Richard Siddle: how the digital revolution has transformed retailing

Published:  19 October, 2012

We've been told often enough over the years that we're nothing but a nation of shopkeepers. Well that adage needs updating to a nation of shoppers. When it comes to pushing the weekly trolley around the supermarket of going online, the Brits truly rule the waves.


Richard Siddle: learning lessons from WaverleyTBS collapse

Published:  19 October, 2012

The speed in the collapse of WaverleyTBS should rightly send shockwaves around the industry. It is worrying enough that one of our biggest on-trade suppliers has gone bust, that no-one in the trade saw it coming until hours before it happened only goes to demonstrate the dangerous financial times we all live in.


Geoffrey Dean on his discoveries in Piedmont

Published:  19 October, 2012

In contrast to the wettest British summer for a century, Piedmont enjoyed such a dry, sunny growing season that the harvest was completed much earlier than normal.


Boosting wine tourism: Geoffrey Dean blogs from Cape Town

Published:  09 October, 2012

While the biennial Cape Wine trade fair in South Africa last month was another big success, a new exhibition that ran alongside it in the Cape Town Convention Centre enjoyed a sparkling debut. Vindaba, part of a long-term strategy to boost wine tourism, derives from the South African government's aim to gain promotion by 2020 to the travellers' Premier League - the top 20 global destinations.


Anne Krebiehl blogs on the latest Booths Tasting

Published:  24 September, 2012

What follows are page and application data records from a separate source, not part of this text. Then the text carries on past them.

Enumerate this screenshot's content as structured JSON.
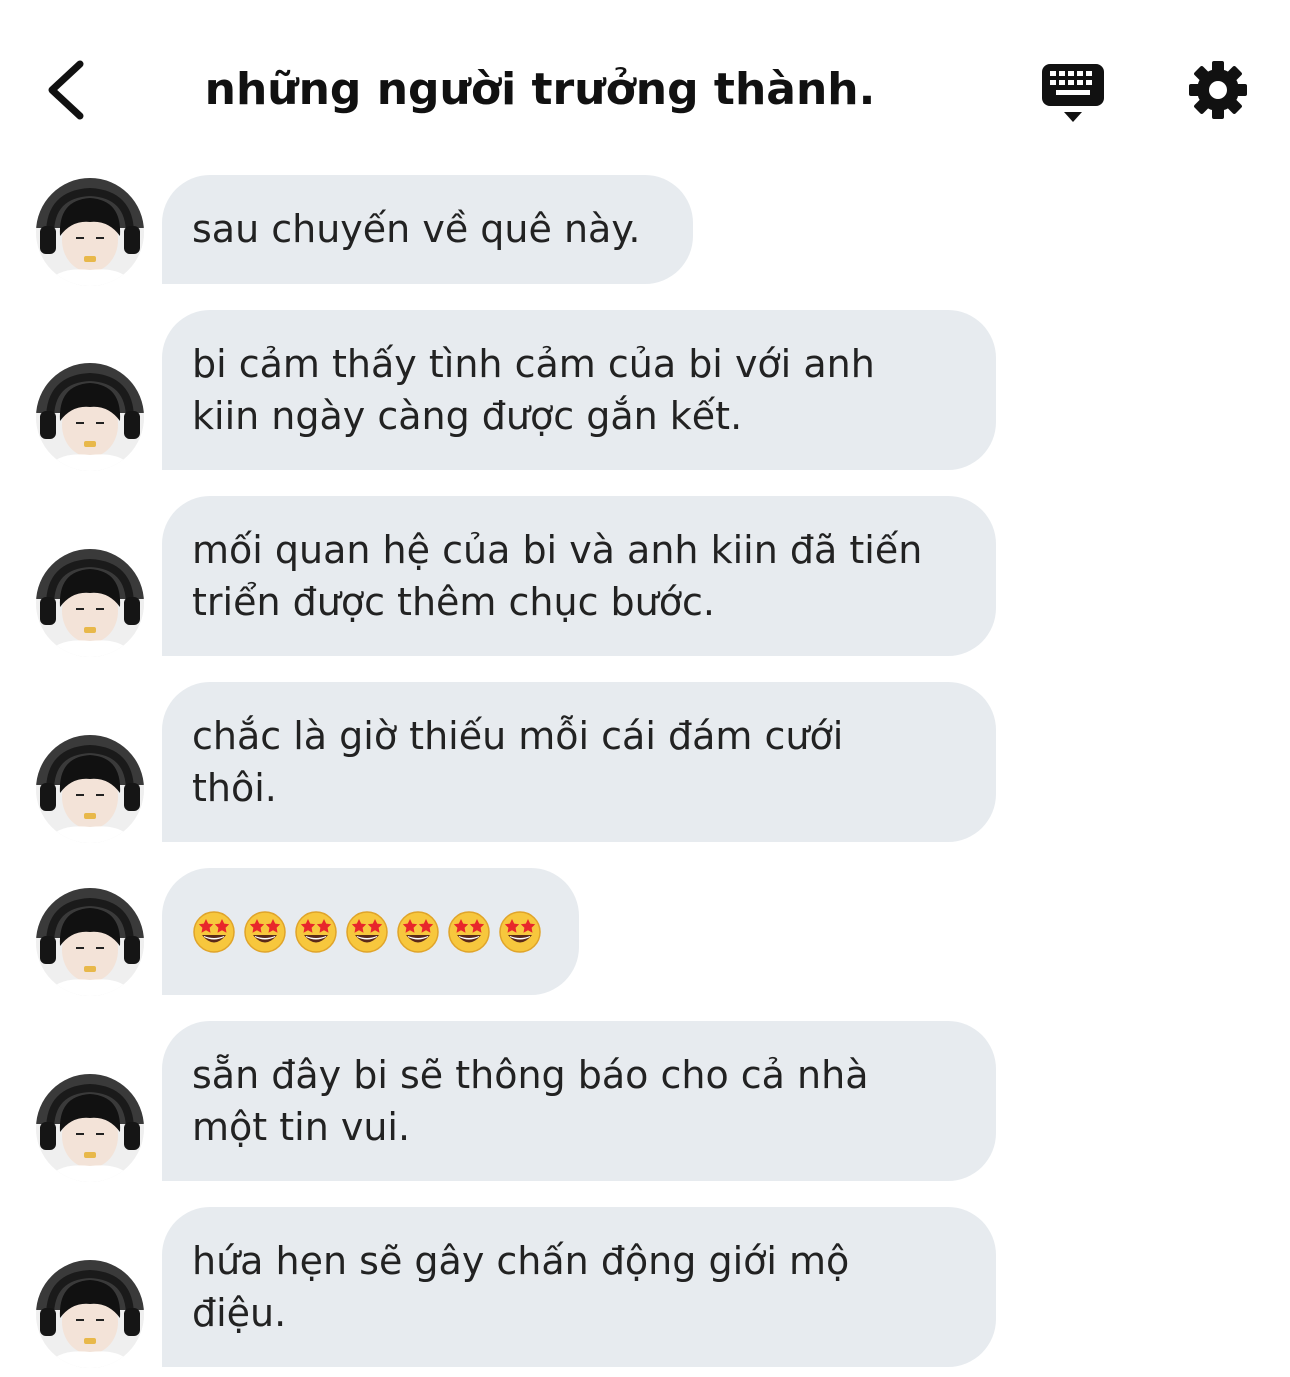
{
  "header": {
    "title": "những người trưởng thành.",
    "back_icon": "chevron-left-icon",
    "keyboard_icon": "keyboard-icon",
    "settings_icon": "gear-icon"
  },
  "colors": {
    "bubble_bg": "#e7ebef",
    "text": "#222222",
    "icon": "#111111"
  },
  "messages": [
    {
      "lines": "sau chuyến về quê này."
    },
    {
      "lines": "bi cảm thấy tình cảm của bi với anh\nkiin ngày càng được gắn kết."
    },
    {
      "lines": "mối quan hệ của bi và anh kiin đã tiến\ntriển được thêm chục bước."
    },
    {
      "lines": "chắc là giờ thiếu mỗi cái đám cưới\nthôi."
    },
    {
      "emoji": "star-struck",
      "emoji_count": 7
    },
    {
      "lines": "sẵn đây bi sẽ thông báo cho cả nhà\nmột tin vui."
    },
    {
      "lines": "hứa hẹn sẽ gây chấn động giới mộ\nđiệu."
    }
  ]
}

It's not often that regional merchants come to London to show their wares, but a rather popular north-western player, Booths, showcased 100 wines from its wine range at the Saatchi Gallery's Mess Room on Friday afternoon.


Jenny Mackenzie: putting Aldi's BWS range to the test

Published:  17 September, 2012

If you thought Aldi's wines were all cheap and cheerful, you might be surprised to find grand cru Champagne, a grand cru classé Margaux, 30 year old Tawny Port and a multi, medal-winning Tokaji in its Christmas Special range.